points leakers ExecutableFix and Patrick Schur sparked concerns about AMD’s implementation of its X3D chip packaging technology with Milan-X. In terms of design, Milan-X retains the Zen 3 core, and may reach 64 cores, just like the vanilla Milan chip. The focus behind X3D is to provide up to 10 times the bandwidth, so Milan-X may use stacked memory chips.
It is not clear what kind of memory AMD will stack on Milan-X. However, the general consensus is high bandwidth memory (HBM). With HBM, Milan-X can provide amazing bandwidth. We don’t know exactly how much bandwidth or capacity there is, because AMD has not disclosed the design to the public.
If we continue with the chart that was shared during AMD Financial Analyst Day 2020, Milan-X has four HBM stacks, one for each chiplet.

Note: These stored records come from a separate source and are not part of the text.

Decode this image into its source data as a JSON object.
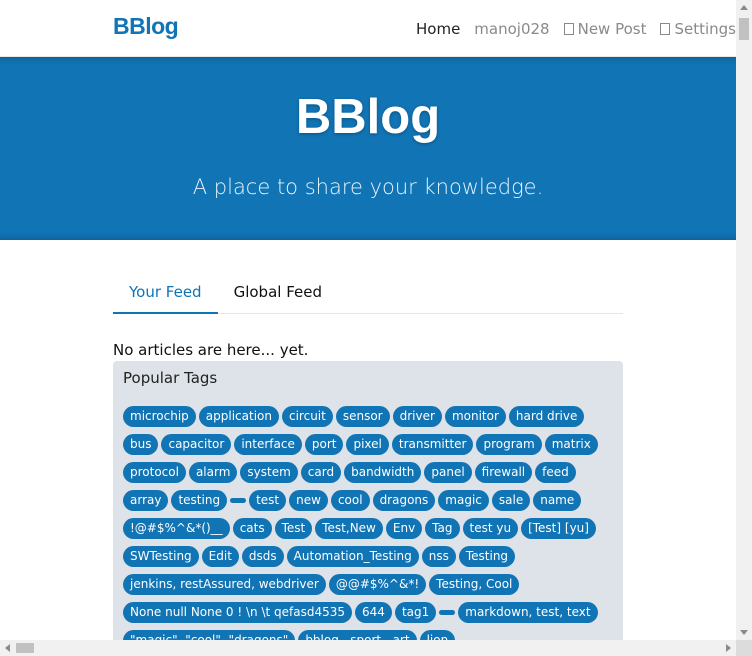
{
  "navbar": {
    "brand": "BBlog",
    "items": [
      {
        "label": "Home",
        "icon": "",
        "active": true
      },
      {
        "label": "manoj028",
        "icon": "",
        "active": false
      },
      {
        "label": "New Post",
        "icon": "edit-icon",
        "active": false
      },
      {
        "label": "Settings",
        "icon": "gear-icon",
        "active": false
      }
    ]
  },
  "banner": {
    "title": "BBlog",
    "subtitle": "A place to share your knowledge."
  },
  "tabs": [
    {
      "label": "Your Feed",
      "active": true
    },
    {
      "label": "Global Feed",
      "active": false
    }
  ],
  "feed": {
    "empty_message": "No articles are here... yet."
  },
  "sidebar": {
    "title": "Popular Tags",
    "tags": [
      "microchip",
      "application",
      "circuit",
      "sensor",
      "driver",
      "monitor",
      "hard drive",
      "bus",
      "capacitor",
      "interface",
      "port",
      "pixel",
      "transmitter",
      "program",
      "matrix",
      "protocol",
      "alarm",
      "system",
      "card",
      "bandwidth",
      "panel",
      "firewall",
      "feed",
      "array",
      "testing",
      "",
      "test",
      "new",
      "cool",
      "dragons",
      "magic",
      "sale",
      "name",
      "!@#$%^&*()__",
      "cats",
      "Test",
      "Test,New",
      "Env",
      "Tag",
      "test yu",
      "[Test] [yu]",
      "SWTesting",
      "Edit",
      "dsds",
      "Automation_Testing",
      "nss",
      "Testing",
      "jenkins, restAssured, webdriver",
      "@@#$%^&*!",
      "Testing, Cool",
      "None null None 0 ! \\n \\t qefasd4535",
      "644",
      "tag1",
      "",
      "markdown, test, text",
      "\"magic\", \"cool\", \"dragons\"",
      "bblog , sport , art",
      "lion"
    ]
  },
  "colors": {
    "primary": "#1174b5",
    "sidebar_bg": "#dde3e8"
  }
}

Assuming Milan-X contains the latest HBM2E modules, each stack can provide up to 16GB and 460GBps of memory bandwidth. In a configuration with four stacks, a single Milan-X chip can finally provide a total of 64GB and 1,840 GBps of memory bandwidth, slightly below the 2 TBps mark.
AMD EPYC Milan-X specifications*
*Specifications have not been confirmed.
points detective momomo_us It is said that the specifications of Milan-X have been discovered. OPN (Order Part Number) is available on AMD’s Product master file So they are legal. According to the leaked information, Milan-X is likely to be launched under the EPYC 7073 series brand, which makes sense, because Milan makes its debut under the name of the 7003 series.
EPYC 7773X seems to be the flagship SKU of the Milan-X series. It is likely to be the Milan-X counterpart of the existing EPYC 7763. Therefore, EPYC 7573X, 7473X, and 7373X may be equivalent to EPYC 7543, 7443, and 7343, respectively. According to momomo_us, Milan-X and Milan share the same core configuration as previously speculated. On the other hand, clock speed is still a mystery. We did notice that there was no mention of the 56-core, 48-core, 28-core or 8-core models of Milan-X. Nevertheless, it seems reasonable that momomo_us has not found them.
Given the design, Milan-X may be a stopgap measure for Intel’s upcoming launch Sapphire Rapids with HBM memory. EPYC Genoa is AMD’s powerhouse and a true competitor of Sapphires Rapid. However, Genoa is not expected to arrive until 2022.